# Task description
Of the lines below, copy those that hold the word "icon".

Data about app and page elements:
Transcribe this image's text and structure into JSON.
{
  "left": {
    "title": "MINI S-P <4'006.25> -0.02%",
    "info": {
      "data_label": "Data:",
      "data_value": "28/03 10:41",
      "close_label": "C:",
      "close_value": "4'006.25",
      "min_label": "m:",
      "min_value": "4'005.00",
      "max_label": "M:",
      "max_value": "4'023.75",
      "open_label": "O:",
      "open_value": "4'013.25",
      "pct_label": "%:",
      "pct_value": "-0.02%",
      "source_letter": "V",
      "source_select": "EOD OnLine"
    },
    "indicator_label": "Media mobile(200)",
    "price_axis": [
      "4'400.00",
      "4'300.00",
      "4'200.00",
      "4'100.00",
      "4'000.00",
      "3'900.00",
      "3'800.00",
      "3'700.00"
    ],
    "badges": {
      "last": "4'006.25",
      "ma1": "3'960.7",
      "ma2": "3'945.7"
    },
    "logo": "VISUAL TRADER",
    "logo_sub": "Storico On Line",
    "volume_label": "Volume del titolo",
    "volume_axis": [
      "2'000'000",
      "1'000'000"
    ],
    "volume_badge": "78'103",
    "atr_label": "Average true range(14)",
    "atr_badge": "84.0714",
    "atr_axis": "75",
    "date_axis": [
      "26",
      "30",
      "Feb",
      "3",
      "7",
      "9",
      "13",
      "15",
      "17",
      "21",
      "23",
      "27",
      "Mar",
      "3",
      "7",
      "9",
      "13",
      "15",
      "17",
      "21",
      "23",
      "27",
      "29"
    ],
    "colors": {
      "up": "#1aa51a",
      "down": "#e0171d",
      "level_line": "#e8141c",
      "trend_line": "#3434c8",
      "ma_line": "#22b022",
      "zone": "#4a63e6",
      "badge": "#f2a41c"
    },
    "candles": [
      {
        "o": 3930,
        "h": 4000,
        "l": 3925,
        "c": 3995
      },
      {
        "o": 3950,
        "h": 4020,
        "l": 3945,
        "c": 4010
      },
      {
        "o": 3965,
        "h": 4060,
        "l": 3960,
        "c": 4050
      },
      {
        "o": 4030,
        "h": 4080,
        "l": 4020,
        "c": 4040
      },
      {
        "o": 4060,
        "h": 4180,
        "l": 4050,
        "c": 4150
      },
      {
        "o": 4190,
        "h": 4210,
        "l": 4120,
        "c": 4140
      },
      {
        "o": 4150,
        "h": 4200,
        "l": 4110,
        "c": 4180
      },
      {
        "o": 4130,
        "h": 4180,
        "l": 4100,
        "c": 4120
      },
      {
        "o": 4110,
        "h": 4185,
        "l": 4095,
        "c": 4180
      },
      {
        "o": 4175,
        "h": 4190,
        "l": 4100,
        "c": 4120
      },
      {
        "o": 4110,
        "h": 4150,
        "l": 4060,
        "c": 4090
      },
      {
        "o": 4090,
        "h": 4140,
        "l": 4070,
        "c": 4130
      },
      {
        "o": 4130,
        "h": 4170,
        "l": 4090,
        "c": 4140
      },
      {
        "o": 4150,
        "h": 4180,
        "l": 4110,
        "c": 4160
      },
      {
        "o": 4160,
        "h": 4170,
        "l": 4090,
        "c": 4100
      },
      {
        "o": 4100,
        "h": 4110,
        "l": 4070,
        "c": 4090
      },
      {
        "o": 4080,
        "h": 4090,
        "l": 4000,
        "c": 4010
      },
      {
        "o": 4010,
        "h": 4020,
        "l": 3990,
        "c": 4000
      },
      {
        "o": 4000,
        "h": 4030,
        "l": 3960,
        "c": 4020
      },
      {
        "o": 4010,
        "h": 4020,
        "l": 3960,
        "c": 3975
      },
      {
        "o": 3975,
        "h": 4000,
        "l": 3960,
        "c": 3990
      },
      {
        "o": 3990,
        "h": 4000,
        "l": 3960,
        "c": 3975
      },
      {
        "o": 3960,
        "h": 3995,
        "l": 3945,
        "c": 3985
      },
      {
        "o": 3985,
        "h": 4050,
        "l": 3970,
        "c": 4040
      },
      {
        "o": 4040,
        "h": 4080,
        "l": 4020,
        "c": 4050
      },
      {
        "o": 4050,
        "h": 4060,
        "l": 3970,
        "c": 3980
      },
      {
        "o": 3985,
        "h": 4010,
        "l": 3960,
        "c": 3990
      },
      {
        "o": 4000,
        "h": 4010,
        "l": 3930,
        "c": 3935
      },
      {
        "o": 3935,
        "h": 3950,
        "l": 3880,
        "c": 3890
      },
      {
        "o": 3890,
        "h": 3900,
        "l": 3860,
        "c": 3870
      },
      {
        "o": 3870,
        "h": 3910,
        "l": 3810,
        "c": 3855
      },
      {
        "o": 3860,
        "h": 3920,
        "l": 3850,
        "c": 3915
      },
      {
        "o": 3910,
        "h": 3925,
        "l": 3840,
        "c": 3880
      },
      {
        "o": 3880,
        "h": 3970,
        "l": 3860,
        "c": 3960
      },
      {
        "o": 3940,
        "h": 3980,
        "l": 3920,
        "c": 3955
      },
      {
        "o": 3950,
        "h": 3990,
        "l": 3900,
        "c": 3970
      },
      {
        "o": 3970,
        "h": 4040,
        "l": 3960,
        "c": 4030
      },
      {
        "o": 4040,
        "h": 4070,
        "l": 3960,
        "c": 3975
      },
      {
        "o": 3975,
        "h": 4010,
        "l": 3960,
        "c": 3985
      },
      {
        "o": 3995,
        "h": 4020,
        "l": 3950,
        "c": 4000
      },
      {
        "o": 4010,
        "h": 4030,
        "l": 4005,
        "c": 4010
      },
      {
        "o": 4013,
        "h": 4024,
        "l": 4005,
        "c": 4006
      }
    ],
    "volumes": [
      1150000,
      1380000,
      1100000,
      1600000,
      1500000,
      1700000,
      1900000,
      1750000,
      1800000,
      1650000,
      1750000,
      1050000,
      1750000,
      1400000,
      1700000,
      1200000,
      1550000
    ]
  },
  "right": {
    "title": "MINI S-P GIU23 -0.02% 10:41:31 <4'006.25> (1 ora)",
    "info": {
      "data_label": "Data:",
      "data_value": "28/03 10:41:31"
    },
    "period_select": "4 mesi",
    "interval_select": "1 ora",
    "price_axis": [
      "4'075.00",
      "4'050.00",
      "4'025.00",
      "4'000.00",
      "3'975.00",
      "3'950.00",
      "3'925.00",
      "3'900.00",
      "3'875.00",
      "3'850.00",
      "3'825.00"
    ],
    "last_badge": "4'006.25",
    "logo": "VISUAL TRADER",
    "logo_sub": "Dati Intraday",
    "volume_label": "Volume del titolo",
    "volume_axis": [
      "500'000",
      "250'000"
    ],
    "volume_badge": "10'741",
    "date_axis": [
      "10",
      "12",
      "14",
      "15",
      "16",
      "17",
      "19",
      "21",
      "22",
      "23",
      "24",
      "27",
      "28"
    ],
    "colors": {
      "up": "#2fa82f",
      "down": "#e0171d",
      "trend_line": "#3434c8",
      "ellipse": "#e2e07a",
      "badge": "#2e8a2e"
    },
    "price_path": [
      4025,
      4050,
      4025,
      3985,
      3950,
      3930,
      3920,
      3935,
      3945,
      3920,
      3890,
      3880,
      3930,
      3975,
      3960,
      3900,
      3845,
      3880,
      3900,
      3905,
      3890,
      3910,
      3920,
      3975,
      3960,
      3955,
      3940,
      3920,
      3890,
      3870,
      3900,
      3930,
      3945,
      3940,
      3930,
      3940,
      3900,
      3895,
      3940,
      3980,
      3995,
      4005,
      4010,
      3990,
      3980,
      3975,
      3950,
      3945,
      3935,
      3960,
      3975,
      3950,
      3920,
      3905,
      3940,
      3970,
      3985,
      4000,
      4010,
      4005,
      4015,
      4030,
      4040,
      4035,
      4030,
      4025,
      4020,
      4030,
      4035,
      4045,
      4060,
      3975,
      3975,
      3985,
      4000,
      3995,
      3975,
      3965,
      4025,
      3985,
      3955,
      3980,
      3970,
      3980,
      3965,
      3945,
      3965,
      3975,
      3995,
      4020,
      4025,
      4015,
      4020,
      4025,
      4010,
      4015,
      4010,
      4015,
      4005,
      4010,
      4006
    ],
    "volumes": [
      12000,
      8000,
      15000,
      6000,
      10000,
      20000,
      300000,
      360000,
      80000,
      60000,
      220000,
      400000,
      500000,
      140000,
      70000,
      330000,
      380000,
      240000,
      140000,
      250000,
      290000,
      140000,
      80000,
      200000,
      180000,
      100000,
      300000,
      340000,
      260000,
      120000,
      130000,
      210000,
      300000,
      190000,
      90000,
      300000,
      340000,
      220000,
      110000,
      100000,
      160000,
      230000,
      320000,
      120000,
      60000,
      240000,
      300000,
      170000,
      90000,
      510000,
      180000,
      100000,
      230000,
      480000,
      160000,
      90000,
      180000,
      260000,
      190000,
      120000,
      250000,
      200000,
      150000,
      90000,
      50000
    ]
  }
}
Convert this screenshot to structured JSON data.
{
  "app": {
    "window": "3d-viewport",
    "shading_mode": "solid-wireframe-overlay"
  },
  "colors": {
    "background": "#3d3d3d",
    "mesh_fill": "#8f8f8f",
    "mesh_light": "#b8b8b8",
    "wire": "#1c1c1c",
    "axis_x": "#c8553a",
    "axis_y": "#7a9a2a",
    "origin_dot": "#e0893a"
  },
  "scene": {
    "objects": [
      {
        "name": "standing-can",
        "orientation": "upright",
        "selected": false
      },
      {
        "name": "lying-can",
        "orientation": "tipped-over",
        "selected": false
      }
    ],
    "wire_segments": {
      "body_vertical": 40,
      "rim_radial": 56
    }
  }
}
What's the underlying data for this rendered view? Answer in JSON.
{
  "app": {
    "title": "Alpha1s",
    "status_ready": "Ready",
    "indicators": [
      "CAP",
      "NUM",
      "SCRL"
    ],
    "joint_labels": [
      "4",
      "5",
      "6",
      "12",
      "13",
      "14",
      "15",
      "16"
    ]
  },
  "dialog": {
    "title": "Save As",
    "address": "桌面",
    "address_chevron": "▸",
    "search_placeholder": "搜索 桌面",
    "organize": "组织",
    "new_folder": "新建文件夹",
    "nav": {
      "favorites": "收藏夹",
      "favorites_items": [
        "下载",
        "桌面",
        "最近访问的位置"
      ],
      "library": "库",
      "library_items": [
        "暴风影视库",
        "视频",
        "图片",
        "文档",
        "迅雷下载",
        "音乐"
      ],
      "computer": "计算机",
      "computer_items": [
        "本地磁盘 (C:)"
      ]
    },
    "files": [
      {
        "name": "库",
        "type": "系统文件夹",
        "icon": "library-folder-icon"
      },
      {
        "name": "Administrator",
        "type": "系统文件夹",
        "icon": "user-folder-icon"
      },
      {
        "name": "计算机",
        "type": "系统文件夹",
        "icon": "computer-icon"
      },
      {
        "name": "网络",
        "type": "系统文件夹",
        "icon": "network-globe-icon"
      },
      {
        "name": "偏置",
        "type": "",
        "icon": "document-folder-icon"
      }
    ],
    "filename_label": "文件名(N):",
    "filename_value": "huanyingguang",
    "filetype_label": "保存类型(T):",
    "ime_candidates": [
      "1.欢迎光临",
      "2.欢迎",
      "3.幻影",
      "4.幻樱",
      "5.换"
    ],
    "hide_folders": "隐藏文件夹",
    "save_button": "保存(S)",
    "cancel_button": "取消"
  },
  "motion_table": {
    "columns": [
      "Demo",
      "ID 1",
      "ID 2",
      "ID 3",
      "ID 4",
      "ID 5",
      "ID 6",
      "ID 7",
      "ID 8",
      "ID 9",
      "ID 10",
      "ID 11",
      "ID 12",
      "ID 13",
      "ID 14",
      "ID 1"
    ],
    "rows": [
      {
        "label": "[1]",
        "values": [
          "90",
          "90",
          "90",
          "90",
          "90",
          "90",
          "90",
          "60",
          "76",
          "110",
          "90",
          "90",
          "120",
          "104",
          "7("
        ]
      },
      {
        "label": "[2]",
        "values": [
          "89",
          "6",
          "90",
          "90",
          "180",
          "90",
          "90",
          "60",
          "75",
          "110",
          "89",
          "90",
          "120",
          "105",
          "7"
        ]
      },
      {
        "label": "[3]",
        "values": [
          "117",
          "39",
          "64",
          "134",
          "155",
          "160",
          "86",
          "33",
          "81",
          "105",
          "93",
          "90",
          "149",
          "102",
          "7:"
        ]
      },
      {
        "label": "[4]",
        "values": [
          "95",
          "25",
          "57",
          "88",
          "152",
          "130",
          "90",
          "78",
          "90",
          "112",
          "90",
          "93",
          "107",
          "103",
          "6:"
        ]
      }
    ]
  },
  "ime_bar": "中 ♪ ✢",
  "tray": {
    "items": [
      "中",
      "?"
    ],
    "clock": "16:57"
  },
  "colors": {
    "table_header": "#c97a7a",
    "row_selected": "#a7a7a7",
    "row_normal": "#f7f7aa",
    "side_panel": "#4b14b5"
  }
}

# Your response
        "icon": "library-folder-icon"
        "icon": "user-folder-icon"
        "icon": "computer-icon"
        "icon": "network-globe-icon"
        "icon": "document-folder-icon"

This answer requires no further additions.